The government says it was 4.1 million barrels, based on hydraulic analysis of subsea video and other scientific reviews that determined that 4.9 million barrels spewed out of the hole and 810,000 barrels were successfully collected by BP using tubes and other devices.
But BP claims only 2.45 million barrels really made it into the waters, based on different assessments of the subterranean reservoir of oil and the oil that was successfully collected.
That's a huge dispute, because if the company is found grossly negligent by Barbier, it would face a maximum pollution fine of $18 billion using the government's official total, but less than $11 billion based on BP's total.
The Clean Water Act penalties are capped at $1,100 per barrel spilled for simple negligence. But if Barbier finds gross negligence and willful misconduct by BP, the fines would increase to $4,300 per barrel.
BP has only budgeted for Clean Water Act fines of $3.5 billion, based on its assumption that it won't be found grossly negligent and on its own high-end calculation of 3.2 million barrels spilled.
Lowball figures are nothing new for BP. It already pleaded guilty to Obstruction of Congress for withholding data that showed more oil flowing than they initially admitted, although the former BP vice president charged with the same crime, David Rainey, is fighting the charges.
Separately, an internal BP email from two days after the explosions showed company officials telling colleagues to keep quiet about a scientist's findings that oil was likely coming out of the well at a rate 15 times higher than what BP was telling the Coast Guard.
The irony is that BP may actually find new life for their claims of a lower discharge by arguing that the oil flow actually got worse over the three-month spill. Videos of the deep sea shut-off device called a blowout preventer clearly showed how the oil, gas and sediment tore through metal and rubber valves as it spewed out of the earth.

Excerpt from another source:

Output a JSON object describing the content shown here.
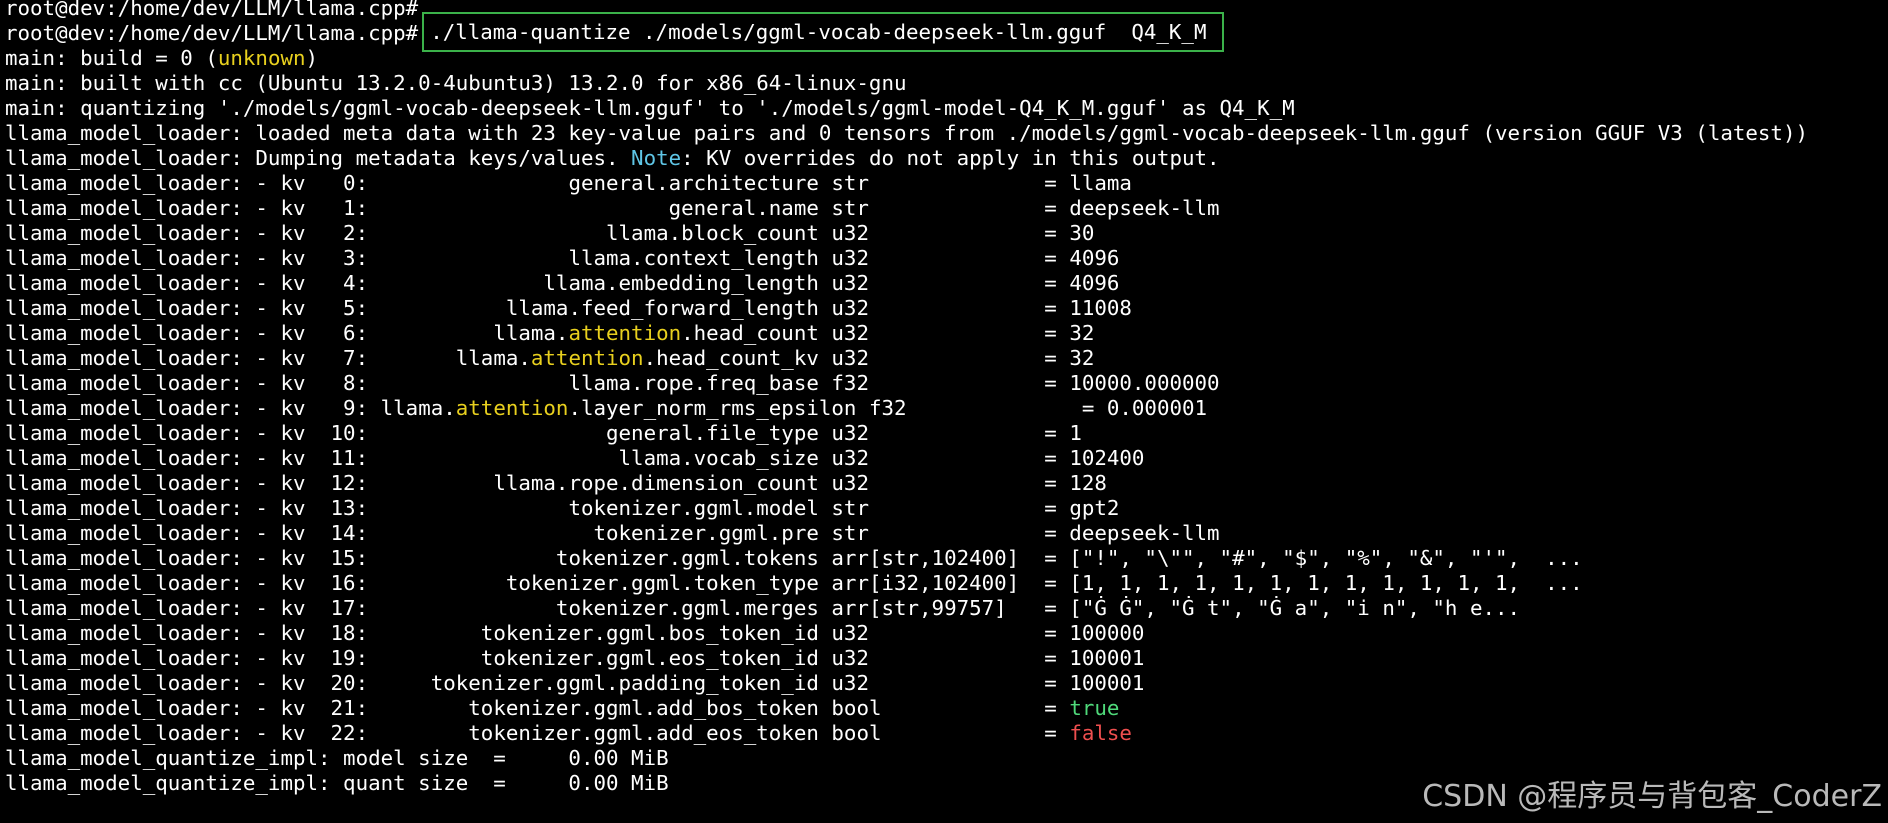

BP says that's why the government measurements, which took actual flow from the last days of the spill and assumed it was constant, are incorrect. Instead, BP said measurements of 57,000 barrels of oil a day in mid-July should have indicated that the spill was significantly smaller when it began.